| Work required |
Using the listing that follows, return every line with the word "total".

| Listed entries |
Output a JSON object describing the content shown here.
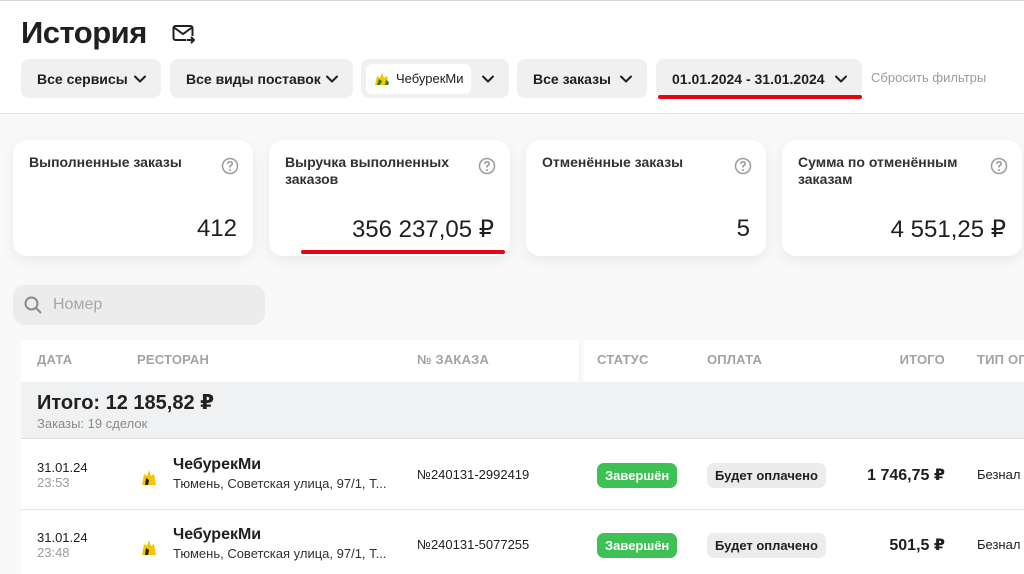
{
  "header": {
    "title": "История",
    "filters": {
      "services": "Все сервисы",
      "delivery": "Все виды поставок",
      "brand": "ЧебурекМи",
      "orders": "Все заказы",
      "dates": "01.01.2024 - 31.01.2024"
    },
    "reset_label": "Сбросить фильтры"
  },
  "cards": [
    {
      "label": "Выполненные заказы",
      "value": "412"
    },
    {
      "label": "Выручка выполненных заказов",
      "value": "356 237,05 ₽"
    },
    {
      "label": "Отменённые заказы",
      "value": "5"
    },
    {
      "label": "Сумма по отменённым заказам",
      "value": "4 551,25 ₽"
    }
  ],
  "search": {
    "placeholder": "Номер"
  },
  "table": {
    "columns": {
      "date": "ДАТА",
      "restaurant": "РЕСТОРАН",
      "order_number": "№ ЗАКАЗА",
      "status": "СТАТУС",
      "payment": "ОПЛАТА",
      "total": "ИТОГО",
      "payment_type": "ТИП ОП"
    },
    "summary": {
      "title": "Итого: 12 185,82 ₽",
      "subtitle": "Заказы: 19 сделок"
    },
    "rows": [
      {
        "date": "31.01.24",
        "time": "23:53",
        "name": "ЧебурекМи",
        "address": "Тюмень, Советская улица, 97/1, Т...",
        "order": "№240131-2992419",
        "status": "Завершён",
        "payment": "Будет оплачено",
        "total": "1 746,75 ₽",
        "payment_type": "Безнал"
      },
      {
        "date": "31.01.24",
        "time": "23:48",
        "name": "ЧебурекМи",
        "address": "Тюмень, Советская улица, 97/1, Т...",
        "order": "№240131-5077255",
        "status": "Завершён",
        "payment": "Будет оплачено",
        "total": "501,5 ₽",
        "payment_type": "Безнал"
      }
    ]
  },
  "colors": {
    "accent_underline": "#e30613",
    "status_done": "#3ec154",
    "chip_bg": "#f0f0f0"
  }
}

| Exercise result |
      "total": "ИТОГО",
        "total": "1 746,75 ₽",
        "total": "501,5 ₽",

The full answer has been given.